TechNation: Tel Aviv to Charge Airbnb Renters Higher Municipal Tax Rate

Israeli startup Habana Labs opens Polish R&D center ■ Fundraising by Israeli cybersecurity startups exceeds $1 billion for first time

File photo: A group on a graffiti tour of Tel Aviv's Florentin neighborhood, May 26, 2017.
Moti Milrod

Tel Aviv to charge Airbnb renters higher municipal tax rate

Tel Aviv, home to a large and rapidly growing community of Airbnb renters, will begin charging many double the average arnona (municipal tax) rate starting this year. The city confirmed the reported plan Sunday night, saying the higher rate would apply only to those who rent out apartments for 90 days or more annually. The new, higher rate of 120.89 shekels (about $33) a square meter, the same rate luxury hotels now pay. “The new policy we are promoting as part of the municipal tax order for 2019 is designed to regulate the growing number of apartments that have become full-time vacation apartment businesses. In the long term, this raises the cost of housing for young people and the cost of living in the city,” the municipality said. It plans to identify who’s liable for the tax by monitoring the Airbnb’s site, assuming a city expert committee and Israel’s Interior Ministry approve of the idea. (Adi Cohen)

Israeli startup Habana Labs opens Polish R&D center

Israel’s Habana Labs said over the weekend it was opening a research and development center in Gdansk, Poland.

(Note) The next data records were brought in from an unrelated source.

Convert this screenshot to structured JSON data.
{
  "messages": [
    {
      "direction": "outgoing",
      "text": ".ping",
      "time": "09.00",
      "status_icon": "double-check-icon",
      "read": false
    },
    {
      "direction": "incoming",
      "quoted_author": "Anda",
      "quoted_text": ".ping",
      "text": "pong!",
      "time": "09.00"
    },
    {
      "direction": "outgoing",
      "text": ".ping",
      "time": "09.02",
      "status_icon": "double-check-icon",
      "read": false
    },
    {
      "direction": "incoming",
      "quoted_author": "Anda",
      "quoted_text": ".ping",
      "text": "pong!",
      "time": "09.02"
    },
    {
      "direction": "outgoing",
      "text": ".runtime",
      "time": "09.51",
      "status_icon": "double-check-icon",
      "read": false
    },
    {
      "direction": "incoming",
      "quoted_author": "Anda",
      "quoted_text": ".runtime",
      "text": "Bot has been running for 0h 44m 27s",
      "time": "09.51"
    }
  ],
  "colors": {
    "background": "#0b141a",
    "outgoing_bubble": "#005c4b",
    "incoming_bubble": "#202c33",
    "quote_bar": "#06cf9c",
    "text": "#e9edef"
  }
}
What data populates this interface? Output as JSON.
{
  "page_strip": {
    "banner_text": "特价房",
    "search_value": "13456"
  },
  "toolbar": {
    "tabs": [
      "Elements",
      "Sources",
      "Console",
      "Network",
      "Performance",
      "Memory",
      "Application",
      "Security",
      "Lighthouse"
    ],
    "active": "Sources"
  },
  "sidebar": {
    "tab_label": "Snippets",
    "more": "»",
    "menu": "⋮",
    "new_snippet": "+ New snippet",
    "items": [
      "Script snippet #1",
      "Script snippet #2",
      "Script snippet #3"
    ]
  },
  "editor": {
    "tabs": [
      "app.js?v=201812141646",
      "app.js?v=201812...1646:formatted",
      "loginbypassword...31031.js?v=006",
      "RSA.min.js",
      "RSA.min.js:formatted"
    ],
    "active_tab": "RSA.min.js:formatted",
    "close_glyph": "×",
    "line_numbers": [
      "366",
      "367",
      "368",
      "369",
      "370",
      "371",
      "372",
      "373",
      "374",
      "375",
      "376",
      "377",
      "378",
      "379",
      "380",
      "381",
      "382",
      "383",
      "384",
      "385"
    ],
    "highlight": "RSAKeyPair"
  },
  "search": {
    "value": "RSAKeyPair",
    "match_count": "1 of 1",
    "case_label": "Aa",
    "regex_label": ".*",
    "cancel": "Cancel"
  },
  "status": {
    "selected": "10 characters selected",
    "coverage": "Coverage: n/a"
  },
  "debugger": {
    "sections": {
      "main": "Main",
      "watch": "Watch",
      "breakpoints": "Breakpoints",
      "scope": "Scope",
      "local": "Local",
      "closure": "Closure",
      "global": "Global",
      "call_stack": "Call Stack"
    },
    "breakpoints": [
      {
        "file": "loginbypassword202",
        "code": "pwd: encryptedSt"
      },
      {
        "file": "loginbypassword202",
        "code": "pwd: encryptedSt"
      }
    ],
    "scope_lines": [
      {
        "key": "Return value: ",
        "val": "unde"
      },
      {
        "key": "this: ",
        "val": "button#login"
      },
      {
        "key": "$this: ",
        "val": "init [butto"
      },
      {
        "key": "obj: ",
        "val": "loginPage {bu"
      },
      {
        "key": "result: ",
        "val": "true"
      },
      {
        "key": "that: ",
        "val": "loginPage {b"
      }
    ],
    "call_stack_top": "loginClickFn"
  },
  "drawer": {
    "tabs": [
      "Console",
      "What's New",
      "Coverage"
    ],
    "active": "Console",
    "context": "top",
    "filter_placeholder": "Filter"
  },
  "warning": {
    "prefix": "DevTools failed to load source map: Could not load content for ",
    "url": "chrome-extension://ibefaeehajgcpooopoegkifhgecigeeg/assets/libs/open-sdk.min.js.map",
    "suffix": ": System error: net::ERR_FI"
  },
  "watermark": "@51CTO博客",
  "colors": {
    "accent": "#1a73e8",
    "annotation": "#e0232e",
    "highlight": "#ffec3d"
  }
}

Fresh from a $75 million fundraising round in November led by Intel Capital, the company it was hiring software developers and validation engineers for the new center. It declined to say why it was going abroad to conduct R&Dm but the decision appears to be in line with a growing trend among Israeli high-tech companies to outsource R&D and conduct more of it overseas due to high Israeli salaries and a growing shortage of skilled personnel in Israel. Startup Nation Central, an industry tracker, said last month that one in four tech companies now outsource. Founded in 2016 by David Dahan and Ran Halutz, both former executives at Prime Sense, Habana Labs develops processors for AI applications and employed 120 people as of November. Besides its Tel Aviv headquarters, it has offices in San Jose, California, and Beijing. (Irad Atzmon Schmayer)

Fundraising by Israeli cybersecurity startups exceeds $1 billion for first time

Israel’s cybersecurity sector raised in excess of $1 billion in new funding for the first time ever in 2018, a report by Startup Nation Central released on Monday said. Israeli cybersecurity startups raised $1.19 billion last year, a 47% increase over 2017 and a fivefold rise in four years, it said. That made Israel’s cybersecurity sector the largest in fundraising terms in the world after the United States, taking 20% of the overall venture-backed cyber security investments worldwide. Israel counted 450 active cybersecurity companies by the end of 2018, but the number of new firms being formed continued to shrink. Only 60 were formed in 2018, down from 75 in 2017 and 82 in 2016. Foreign VC investors continue to dominate the industry, participating in 65% of the deals. (TheMarker Staff)